• Problem details: Pick each line that has "time" out of the records.

• Supplied records:
*** Block opens ***

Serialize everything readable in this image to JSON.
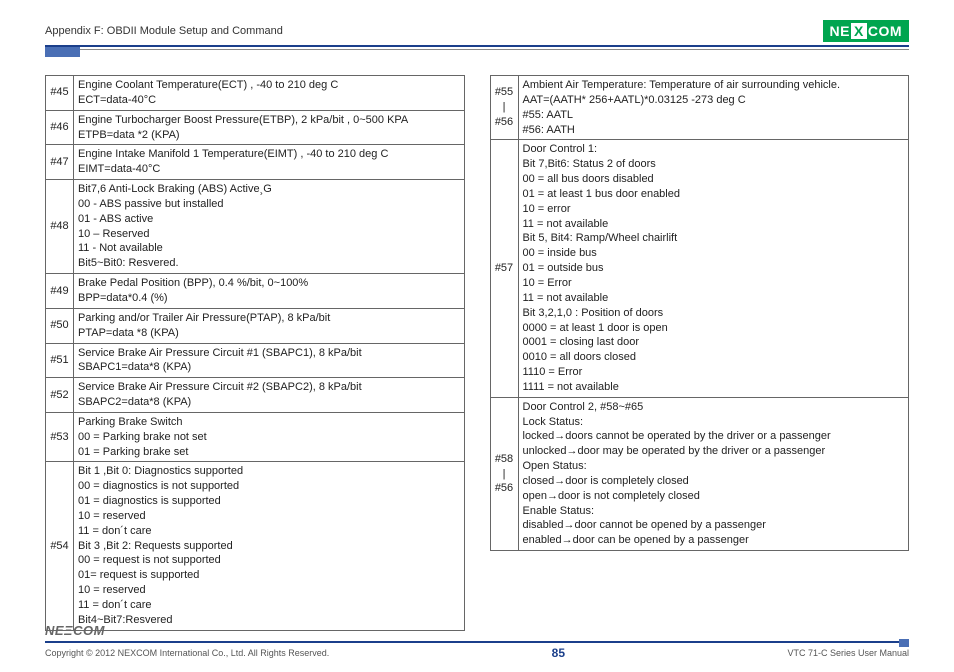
{
  "header": {
    "title": "Appendix F: OBDII Module Setup and Command",
    "logo_parts": [
      "NE",
      "X",
      "COM"
    ]
  },
  "left_rows": [
    {
      "id": "#45",
      "text": "Engine Coolant Temperature(ECT) , -40 to 210 deg C\nECT=data-40°C"
    },
    {
      "id": "#46",
      "text": "Engine Turbocharger Boost Pressure(ETBP), 2 kPa/bit , 0~500 KPA\nETPB=data *2 (KPA)"
    },
    {
      "id": "#47",
      "text": "Engine Intake Manifold 1 Temperature(EIMT) , -40 to 210 deg C\nEIMT=data-40°C"
    },
    {
      "id": "#48",
      "text": "Bit7,6 Anti-Lock Braking (ABS) Active¸G\n00 - ABS passive but installed\n01 - ABS active\n10 – Reserved\n11 - Not available\nBit5~Bit0: Resvered."
    },
    {
      "id": "#49",
      "text": "Brake Pedal Position (BPP), 0.4 %/bit, 0~100%\nBPP=data*0.4 (%)"
    },
    {
      "id": "#50",
      "text": "Parking and/or Trailer Air Pressure(PTAP), 8 kPa/bit\nPTAP=data *8 (KPA)"
    },
    {
      "id": "#51",
      "text": "Service Brake Air Pressure Circuit #1 (SBAPC1), 8 kPa/bit\nSBAPC1=data*8 (KPA)"
    },
    {
      "id": "#52",
      "text": "Service Brake Air Pressure Circuit #2 (SBAPC2), 8 kPa/bit\nSBAPC2=data*8 (KPA)"
    },
    {
      "id": "#53",
      "text": "Parking Brake Switch\n00 = Parking brake not set\n01 = Parking brake set"
    },
    {
      "id": "#54",
      "text": "Bit 1 ,Bit 0: Diagnostics supported\n00 = diagnostics is not supported\n01 = diagnostics is supported\n10 = reserved\n11 = don´t care\nBit 3 ,Bit 2: Requests supported\n00 = request is not supported\n01= request is supported\n10 = reserved\n11 = don´t care\nBit4~Bit7:Resvered"
    }
  ],
  "right_rows": [
    {
      "id": "#55\n|\n#56",
      "text": "Ambient Air Temperature: Temperature of air surrounding vehicle.\nAAT=(AATH* 256+AATL)*0.03125 -273 deg C\n#55: AATL\n#56: AATH"
    },
    {
      "id": "#57",
      "text": "Door Control 1:\nBit 7,Bit6: Status 2 of doors\n00 = all bus doors disabled\n01 = at least 1 bus door enabled\n10 = error\n11 = not available\nBit 5, Bit4: Ramp/Wheel chairlift\n00 = inside bus\n01 = outside bus\n10 = Error\n11 = not available\nBit 3,2,1,0 : Position of doors\n0000 = at least 1 door is open\n0001 = closing last door\n0010 = all doors closed\n1110 = Error\n1111 = not available"
    },
    {
      "id": "#58\n|\n#56",
      "text": "Door Control 2, #58~#65\nLock Status:\nlocked→doors cannot be operated by the driver or a passenger\nunlocked→door may be operated by the driver or a passenger\nOpen Status:\nclosed→door is completely closed\nopen→door is not completely closed\nEnable Status:\ndisabled→door cannot be opened by a passenger\nenabled→door can be opened by a passenger"
    }
  ],
  "footer": {
    "logo": "NE‍ΞCOM",
    "copyright": "Copyright © 2012 NEXCOM International Co., Ltd. All Rights Reserved.",
    "page": "85",
    "manual": "VTC 71-C Series User Manual"
  }
}
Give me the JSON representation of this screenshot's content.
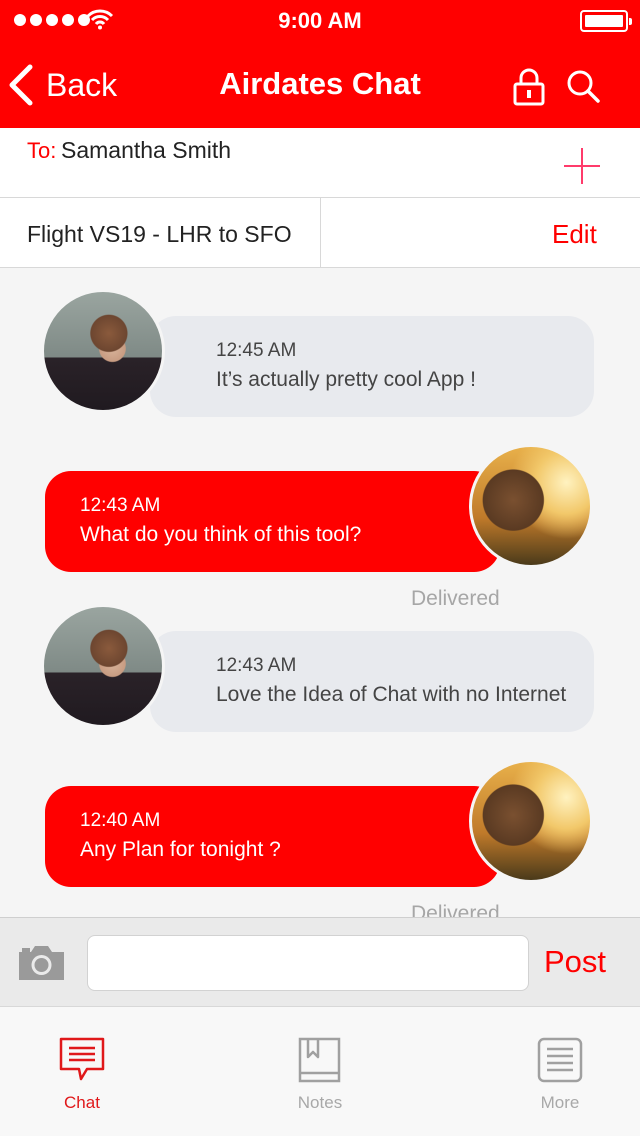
{
  "status_bar": {
    "time": "9:00 AM"
  },
  "nav": {
    "back_label": "Back",
    "title": "Airdates Chat"
  },
  "recipient": {
    "to_label": "To:",
    "name": "Samantha Smith"
  },
  "flight": {
    "label": "Flight VS19 - LHR to SFO",
    "edit_label": "Edit"
  },
  "messages": [
    {
      "direction": "incoming",
      "time": "12:45 AM",
      "text": "It’s actually pretty cool App !"
    },
    {
      "direction": "outgoing",
      "time": "12:43 AM",
      "text": "What do you think of this tool?",
      "status": "Delivered"
    },
    {
      "direction": "incoming",
      "time": "12:43 AM",
      "text": "Love the Idea of Chat with no Internet"
    },
    {
      "direction": "outgoing",
      "time": "12:40 AM",
      "text": "Any Plan for tonight ?",
      "status": "Delivered"
    }
  ],
  "composer": {
    "placeholder": "",
    "post_label": "Post"
  },
  "tabs": [
    {
      "label": "Chat",
      "icon": "chat-icon",
      "active": true
    },
    {
      "label": "Notes",
      "icon": "notes-icon",
      "active": false
    },
    {
      "label": "More",
      "icon": "more-icon",
      "active": false
    }
  ],
  "colors": {
    "accent": "#ff0000",
    "incoming_bubble": "#e8eaee",
    "inactive_tab": "#9b9b9b"
  }
}
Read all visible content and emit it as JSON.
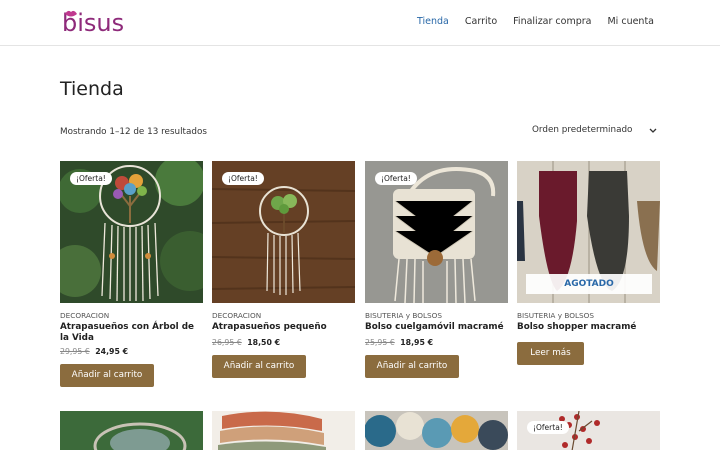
{
  "header": {
    "logo": "bisus",
    "nav": [
      {
        "label": "Tienda",
        "active": true
      },
      {
        "label": "Carrito",
        "active": false
      },
      {
        "label": "Finalizar compra",
        "active": false
      },
      {
        "label": "Mi cuenta",
        "active": false
      }
    ]
  },
  "page": {
    "title": "Tienda",
    "result_count": "Mostrando 1–12 de 13 resultados",
    "orderby": "Orden predeterminado"
  },
  "products": [
    {
      "category": "DECORACION",
      "title": "Atrapasueños con Árbol de la Vida",
      "badge": "¡Oferta!",
      "price_old": "29,95 €",
      "price_new": "24,95 €",
      "button": "Añadir al carrito"
    },
    {
      "category": "DECORACION",
      "title": "Atrapasueños pequeño",
      "badge": "¡Oferta!",
      "price_old": "26,95 €",
      "price_new": "18,50 €",
      "button": "Añadir al carrito"
    },
    {
      "category": "BISUTERIA y BOLSOS",
      "title": "Bolso cuelgamóvil macramé",
      "badge": "¡Oferta!",
      "price_old": "25,95 €",
      "price_new": "18,95 €",
      "button": "Añadir al carrito"
    },
    {
      "category": "BISUTERIA y BOLSOS",
      "title": "Bolso shopper macramé",
      "soldout": "AGOTADO",
      "button": "Leer más"
    }
  ],
  "row2_badge": "¡Oferta!",
  "colors": {
    "accent": "#2968a8",
    "button": "#8b6c3e",
    "brand": "#8e2a7a"
  }
}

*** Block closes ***

• Exercise output:
    "time": "9:00 AM"
      "time": "12:45 AM",
      "time": "12:43 AM",
      "time": "12:43 AM",
      "time": "12:40 AM",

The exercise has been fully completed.